Taken together, our results suggest that the pattern of neural coupling across widespread cortical motor circuits is influenced by the stability of collective variables that define behavioral patterns. Additional support for this hypothesis comes from EEG studies that reveal that coupling between the SMA and primary motor cortex is greater during performance of complex versus simple motor patterns (Manganotti et al., 1998) and that SMA to motor coupling is reduced as complex movement patterns are stabilized through learning (Gerloff & Andres, 2002; Andres et al., 1999). The definitive role of PMC, and particularly of the SMA, in stabilizing patterns of coordination is reinforced by TMS work, in which transient deactivation of lateral and medial PMC disrupts coordination and eventually culminates in spontaneous switching between patterns (Meyer-Lindenberg et al., 2002). Indeed, recent behavioral work reveals that patients with lesions to the SMA have impairments in the ability to recover from perturbations of coordinated movements (Dick et al., 2005).
Summary and Conclusions
The present results underscore the sensitivity of the premotor–cerebellar network to pattern stability and are in line with recent results showing that an overlapping set of brain regions underlies coordination regardless of whether it is unimanual, bimanual, multilimb, or even imagined (Jantzen & Kelso, 2007). Coordination at the neural level appears to be governed by informational quantities that communicate the relation between components and their dynamics, regardless of the particular components themselves (Kelso, 1994a, 1994b). The dynamic concept of stability-measured here at both behavioral and brain levels may be seen to replace common, yet less well-defined notions such as task difficulty and task complexity. In the future, it will be intriguing to see how global patterns of neural activity and connectivity representing key abstract and task-dependent parameters may be altered by localized interruptions in neural function brought on by stroke, closed head injury, and Parkinson's disease.
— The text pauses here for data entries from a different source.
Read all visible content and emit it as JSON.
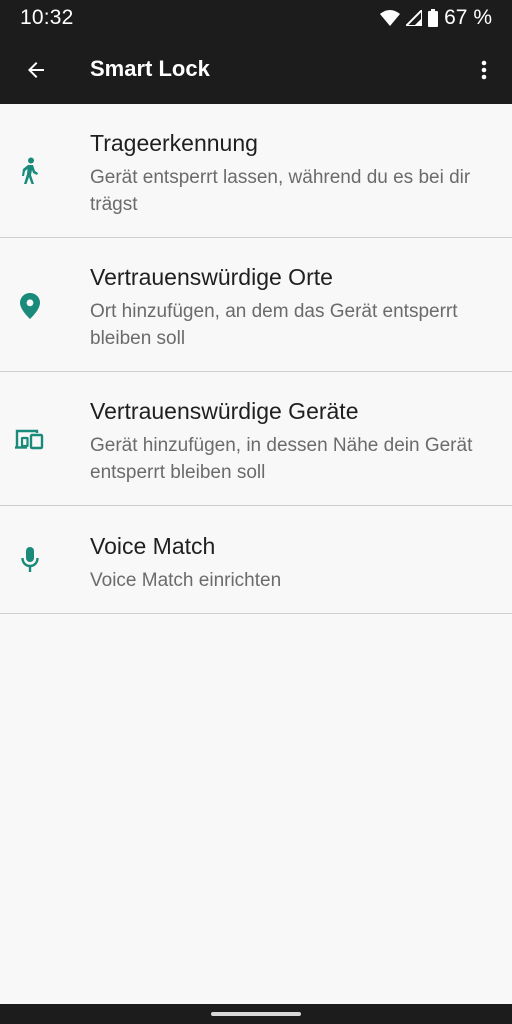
{
  "status_bar": {
    "time": "10:32",
    "battery_text": "67 %",
    "icons": [
      "wifi-icon",
      "signal-icon",
      "battery-icon"
    ]
  },
  "app_bar": {
    "title": "Smart Lock",
    "back_icon": "arrow-back-icon",
    "overflow_icon": "more-vert-icon"
  },
  "accent_color": "#1a8a7a",
  "items": [
    {
      "icon": "walking-person-icon",
      "title": "Trageerkennung",
      "summary": "Gerät entsperrt lassen, während du es bei dir trägst"
    },
    {
      "icon": "location-pin-icon",
      "title": "Vertrauenswürdige Orte",
      "summary": "Ort hinzufügen, an dem das Gerät entsperrt bleiben soll"
    },
    {
      "icon": "devices-icon",
      "title": "Vertrauenswürdige Geräte",
      "summary": "Gerät hinzufügen, in dessen Nähe dein Gerät entsperrt bleiben soll"
    },
    {
      "icon": "microphone-icon",
      "title": "Voice Match",
      "summary": "Voice Match einrichten"
    }
  ]
}
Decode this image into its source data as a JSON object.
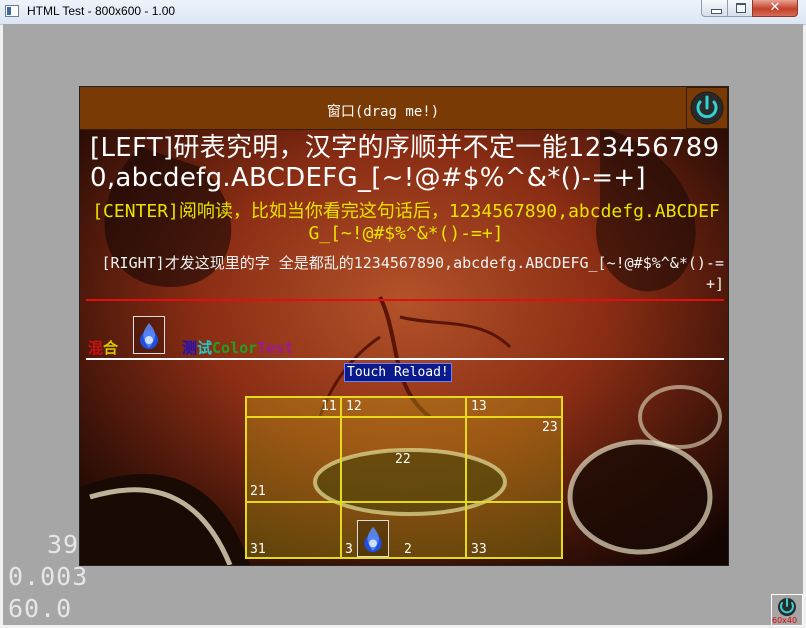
{
  "window": {
    "title": "HTML Test - 800x600 - 1.00",
    "close_glyph": "✕"
  },
  "panel": {
    "title": "窗口(drag me!)"
  },
  "text": {
    "left": "[LEFT]研表究明，汉字的序顺并不定一能1234567890,abcdefg.ABCDEFG_[~!@#$%^&*()-=+]",
    "center": "[CENTER]阅响读，比如当你看完这句话后，1234567890,abcdefg.ABCDEFG_[~!@#$%^&*()-=+]",
    "right": "[RIGHT]才发这现里的字 全是都乱的1234567890,abcdefg.ABCDEFG_[~!@#$%^&*()-=+]"
  },
  "mixed": {
    "hun": "混",
    "he": "合",
    "ce": "测",
    "shi": "试",
    "color": "Color",
    "test": "Test",
    "colors": {
      "hun": "#cc1010",
      "he": "#d8c800",
      "ce": "#2010c0",
      "shi": "#20c8c8",
      "color": "#20a020",
      "test": "#a01890"
    }
  },
  "reload_label": "Touch Reload!",
  "grid": {
    "labels": [
      "11",
      "12",
      "13",
      "21",
      "22",
      "23",
      "31",
      "3",
      "2",
      "33"
    ]
  },
  "stats": {
    "fps": "39",
    "frame_time": "0.003",
    "target_fps": "60.0"
  },
  "corner": {
    "label": "60x40"
  },
  "icons": {
    "power": "power-icon",
    "flame": "blue-flame-icon"
  }
}
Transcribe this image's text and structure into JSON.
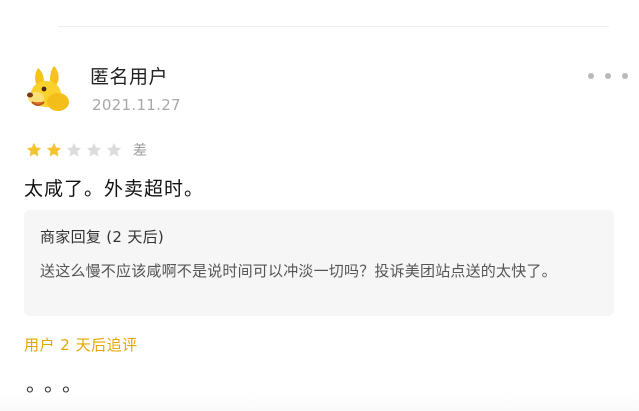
{
  "review": {
    "user": {
      "name": "匿名用户",
      "date": "2021.11.27"
    },
    "rating": {
      "stars_filled": 2,
      "stars_total": 5,
      "label": "差",
      "filled_color": "#F5C332",
      "empty_color": "#DCDCDC"
    },
    "text": "太咸了。外卖超时。",
    "merchant_reply": {
      "title": "商家回复 (2 天后)",
      "body": "送这么慢不应该咸啊不是说时间可以冲淡一切吗？投诉美团站点送的太快了。"
    },
    "followup": {
      "label": "用户 2 天后追评",
      "text": "。。。"
    },
    "icons": {
      "avatar": "yellow-dog-avatar-icon",
      "more": "more-dots-icon",
      "star": "star-icon"
    }
  },
  "colors": {
    "accent": "#E3A600",
    "reply_background": "#F6F6F6"
  }
}
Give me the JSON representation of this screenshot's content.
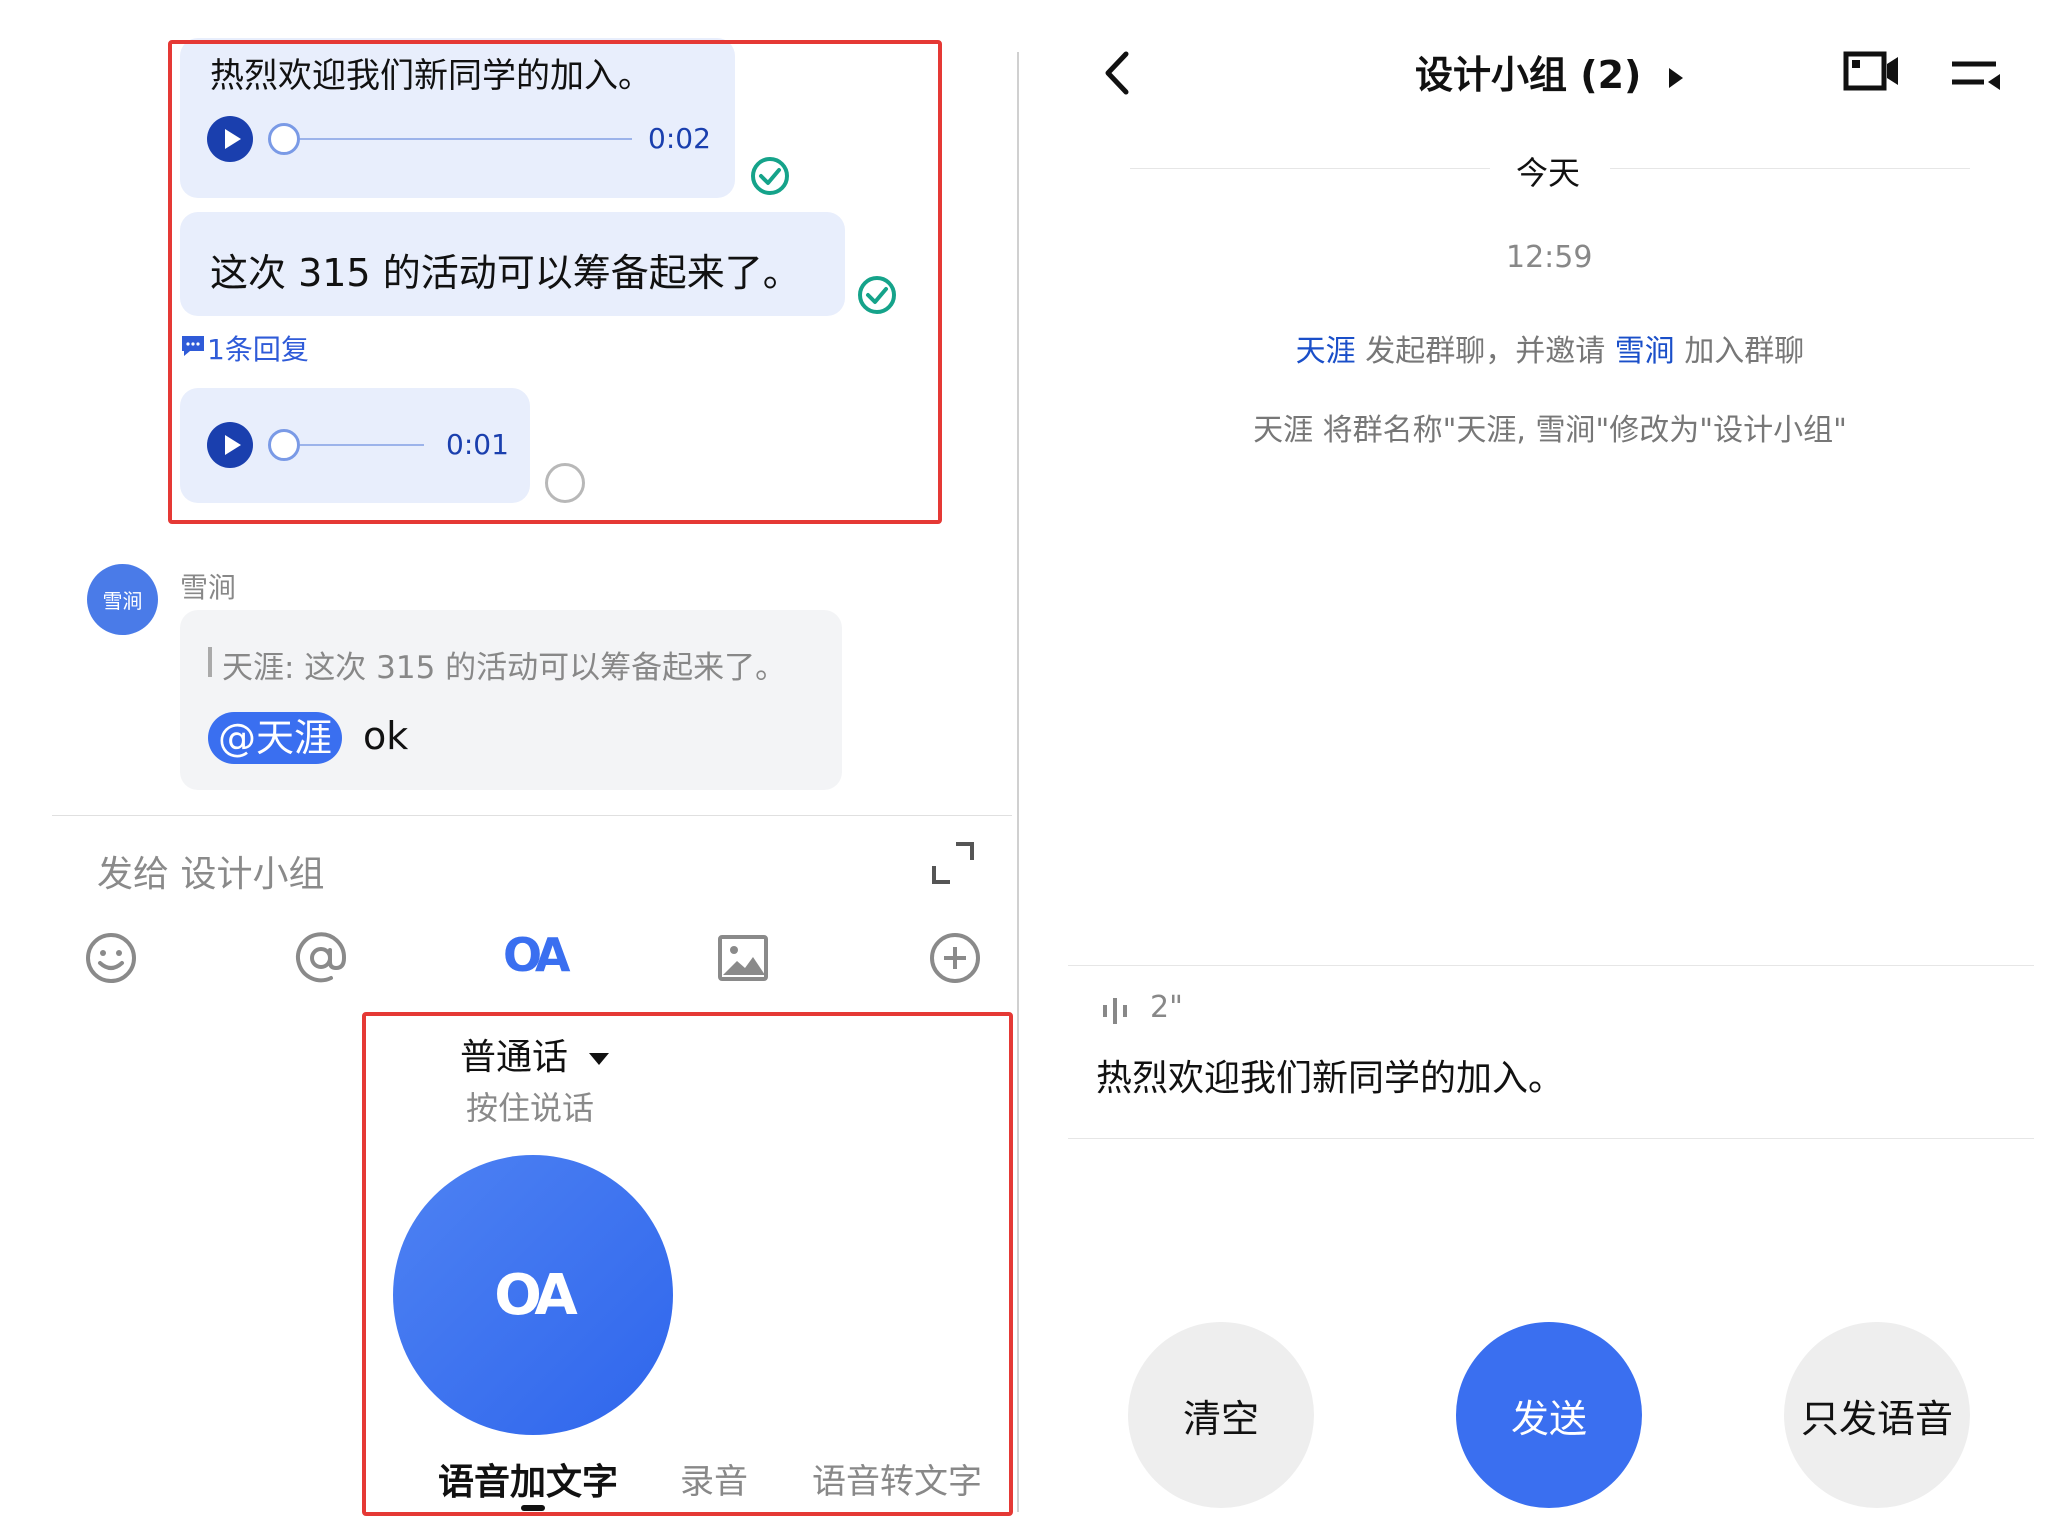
{
  "left": {
    "messages": [
      {
        "text": "热烈欢迎我们新同学的加入。",
        "duration": "0:02"
      },
      {
        "text": "这次 315 的活动可以筹备起来了。",
        "reply_count": "1条回复"
      },
      {
        "duration": "0:01"
      }
    ],
    "incoming": {
      "avatar_label": "雪涧",
      "sender": "雪涧",
      "quote": "天涯: 这次 315 的活动可以筹备起来了。",
      "mention": "@天涯",
      "text": "ok"
    },
    "composer": {
      "placeholder": "发给 设计小组"
    },
    "voice_panel": {
      "language": "普通话",
      "hint": "按住说话",
      "mic_label": "OA",
      "tabs": [
        "语音加文字",
        "录音",
        "语音转文字"
      ],
      "active_tab": 0
    },
    "toolbar": {
      "oa_label": "OA"
    }
  },
  "right": {
    "header": {
      "title": "设计小组 (2)"
    },
    "date_divider": "今天",
    "time": "12:59",
    "system_line1": {
      "user1": "天涯",
      "action": "发起群聊，并邀请",
      "user2": "雪涧",
      "suffix": "加入群聊"
    },
    "system_line2": "天涯 将群名称\"天涯, 雪涧\"修改为\"设计小组\"",
    "transcription": {
      "duration": "2\"",
      "text": "热烈欢迎我们新同学的加入。"
    },
    "buttons": {
      "clear": "清空",
      "send": "发送",
      "voice_only": "只发语音"
    }
  },
  "colors": {
    "accent": "#3a6ff0",
    "dark_blue": "#1a3fae",
    "bubble_blue": "#e8eefc",
    "bubble_grey": "#f3f4f6",
    "check_green": "#15a38a",
    "highlight_red": "#e53935"
  }
}
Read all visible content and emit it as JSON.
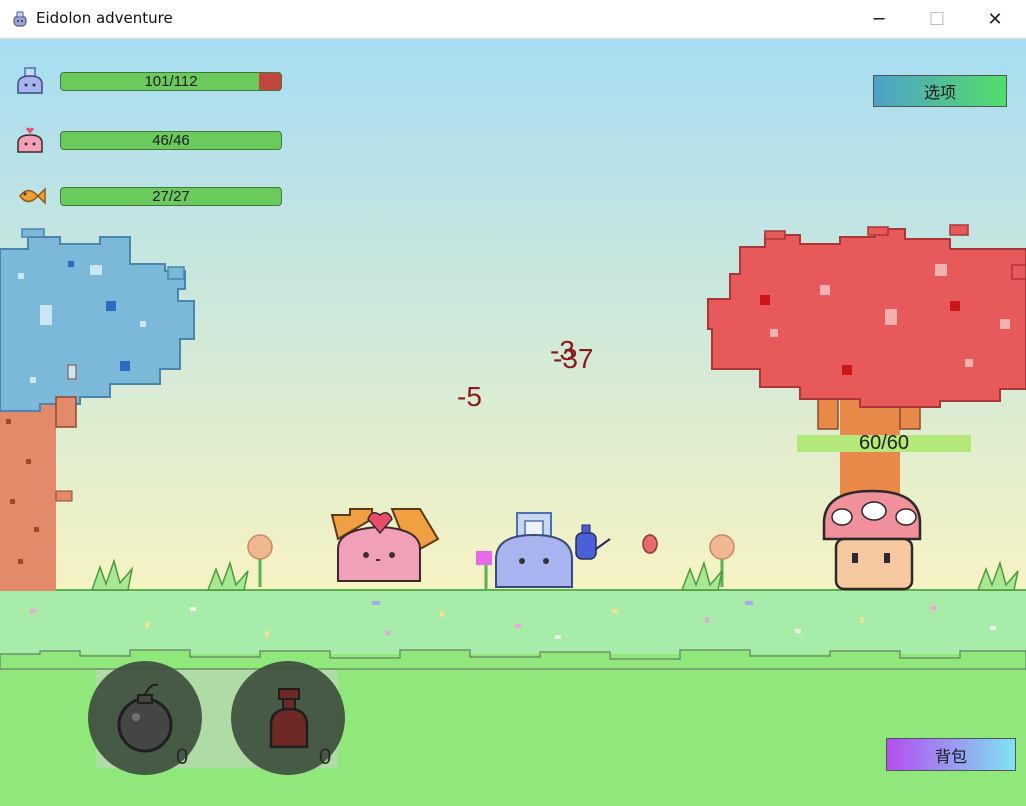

Such investigations may provide new insights into how large-scale network activity mediates functional recovery, plasticity, and compensation in the human brain.
This work was supported by NINDS grant NS48229, NIMH Director's Innovation Grant MH42900, NIMH grant MH80038, a summer research grant from WWU, and the Pierre de Fermat Chair.
Reprint requests should be sent to Kelly J. Jantzen, Western Washington University, 516 High Street, Bellingham, WA 98225, or via e-mail: Kelly.email@example.com.